Back to the cave painting. The digital photograph of the cave wall becomes a meaningful image for most of us only after we apply a specific grammar to its data that prioritizes certain aspects of the data and discards or reduces others. This reorganizes the way we see the image to the extent that we can now see the outlines of a hand. The story that accompanies the image convinces us that these outlines constitute a hand stencil that was left on the wall of the cave at least sixty-six thousand years ago. Could this image – both the hand stencil itself and the enhanced photograph of it – have been produced by any other means? Yes. Theoretically, the whole configuration of mineral residues could have been of a purely chemical nature, without the interference of any conscious acts by hominids. The chemical analysis and archeological argumentation of the scientists makes this theory very unlikely, though. More interestingly, the photo of the hand stencil could theoretically have been produced by other technologies.
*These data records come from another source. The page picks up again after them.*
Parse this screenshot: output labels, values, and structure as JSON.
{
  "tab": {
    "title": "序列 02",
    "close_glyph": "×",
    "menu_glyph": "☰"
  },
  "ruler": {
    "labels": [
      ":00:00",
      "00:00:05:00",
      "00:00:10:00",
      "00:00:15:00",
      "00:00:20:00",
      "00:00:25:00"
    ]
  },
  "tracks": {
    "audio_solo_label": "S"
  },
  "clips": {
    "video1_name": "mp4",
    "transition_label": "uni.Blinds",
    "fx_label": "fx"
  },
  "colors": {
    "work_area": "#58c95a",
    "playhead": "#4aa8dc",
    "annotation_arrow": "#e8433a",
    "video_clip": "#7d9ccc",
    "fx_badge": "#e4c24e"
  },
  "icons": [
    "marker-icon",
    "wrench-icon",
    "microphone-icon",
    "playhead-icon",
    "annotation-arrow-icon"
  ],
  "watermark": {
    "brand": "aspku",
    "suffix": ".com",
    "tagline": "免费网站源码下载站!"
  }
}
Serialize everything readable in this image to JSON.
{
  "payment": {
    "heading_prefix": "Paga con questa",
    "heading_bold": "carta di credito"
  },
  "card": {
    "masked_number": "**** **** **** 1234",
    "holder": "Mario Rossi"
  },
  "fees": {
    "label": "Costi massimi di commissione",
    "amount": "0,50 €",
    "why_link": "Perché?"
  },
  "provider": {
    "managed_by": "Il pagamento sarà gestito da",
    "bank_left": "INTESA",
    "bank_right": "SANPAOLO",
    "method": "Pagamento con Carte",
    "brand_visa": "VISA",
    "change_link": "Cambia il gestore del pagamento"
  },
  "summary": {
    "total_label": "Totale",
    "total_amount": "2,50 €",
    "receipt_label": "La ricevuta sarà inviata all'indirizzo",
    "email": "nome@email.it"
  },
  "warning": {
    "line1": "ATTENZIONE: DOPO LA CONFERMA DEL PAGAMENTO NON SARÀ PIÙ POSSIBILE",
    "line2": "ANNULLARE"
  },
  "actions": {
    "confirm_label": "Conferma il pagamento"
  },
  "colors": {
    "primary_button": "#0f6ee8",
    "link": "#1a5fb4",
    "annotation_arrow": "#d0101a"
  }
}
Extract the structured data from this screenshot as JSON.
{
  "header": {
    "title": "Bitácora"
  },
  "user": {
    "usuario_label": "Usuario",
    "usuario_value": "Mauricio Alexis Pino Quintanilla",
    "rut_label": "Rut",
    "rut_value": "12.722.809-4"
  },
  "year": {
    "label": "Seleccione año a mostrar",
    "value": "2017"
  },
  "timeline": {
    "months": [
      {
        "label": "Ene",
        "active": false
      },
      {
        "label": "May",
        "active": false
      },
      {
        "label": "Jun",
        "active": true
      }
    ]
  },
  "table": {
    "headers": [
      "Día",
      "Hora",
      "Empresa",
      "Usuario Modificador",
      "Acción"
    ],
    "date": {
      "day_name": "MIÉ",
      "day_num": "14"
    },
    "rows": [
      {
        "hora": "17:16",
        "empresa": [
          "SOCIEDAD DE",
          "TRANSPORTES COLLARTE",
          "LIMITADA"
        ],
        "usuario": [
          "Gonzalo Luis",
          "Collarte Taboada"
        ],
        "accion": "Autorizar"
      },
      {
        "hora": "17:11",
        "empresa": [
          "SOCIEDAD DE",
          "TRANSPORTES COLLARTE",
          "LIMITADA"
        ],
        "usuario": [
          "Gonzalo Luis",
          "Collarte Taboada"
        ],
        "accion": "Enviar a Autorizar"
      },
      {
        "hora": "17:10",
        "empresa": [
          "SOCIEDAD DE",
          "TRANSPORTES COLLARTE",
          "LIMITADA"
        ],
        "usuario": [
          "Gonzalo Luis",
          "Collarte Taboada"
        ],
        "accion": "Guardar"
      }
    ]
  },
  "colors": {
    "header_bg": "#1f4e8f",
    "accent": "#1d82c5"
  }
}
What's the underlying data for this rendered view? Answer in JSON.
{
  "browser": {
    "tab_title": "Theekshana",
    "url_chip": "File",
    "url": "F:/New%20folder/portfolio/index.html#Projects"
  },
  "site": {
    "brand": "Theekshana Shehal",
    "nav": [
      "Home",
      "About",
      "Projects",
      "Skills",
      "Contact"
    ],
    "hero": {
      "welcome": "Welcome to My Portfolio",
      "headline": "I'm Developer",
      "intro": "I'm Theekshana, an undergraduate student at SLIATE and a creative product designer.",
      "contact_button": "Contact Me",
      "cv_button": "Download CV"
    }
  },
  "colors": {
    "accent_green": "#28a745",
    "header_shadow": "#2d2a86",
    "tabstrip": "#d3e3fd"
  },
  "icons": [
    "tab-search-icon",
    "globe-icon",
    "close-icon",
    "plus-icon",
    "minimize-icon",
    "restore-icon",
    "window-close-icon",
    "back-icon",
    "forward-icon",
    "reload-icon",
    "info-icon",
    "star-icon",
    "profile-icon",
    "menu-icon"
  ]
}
All kinds of sensors and scanning devices that ‹look for› specific wavelengths of reflected light or emitted radiation, for instance, could produce a similar or perhaps even better image than the enhanced photograph. We have, in short, developed quite an impressive array of seeing machines beyond the traditional camera, machines that we can use to translate any available data into images that pass for representations or ‹likenesses› of reality. Take the cave itself: we can combine ‹Lidar› or ‹Terrestrial Laser Scanning›, digital cameras, GPS data and animation software to map an interactive 3D model of the cave’s interior relative to its underground location, and get the experience of walking through it – similar to photos or films of it, but also quite different. An elaborate example of this ‹imaging› of subterranean space was done by a team of the National School of Surveying of the University of Otago, New Zealand, in scanning and modelling the tunnels and quarries built below the French town of Arras by New Zealand military engineers during the First World War. LiDARRAS project, 2017. A collaboration between the National School of Surveying, Otago, New Zealand; the École Supérieure des Géomètres et Topographes (ESGT Le Mans, France); the city of Arras; the Museum Carriere Wellington and alumni from Otago’s School of Mines.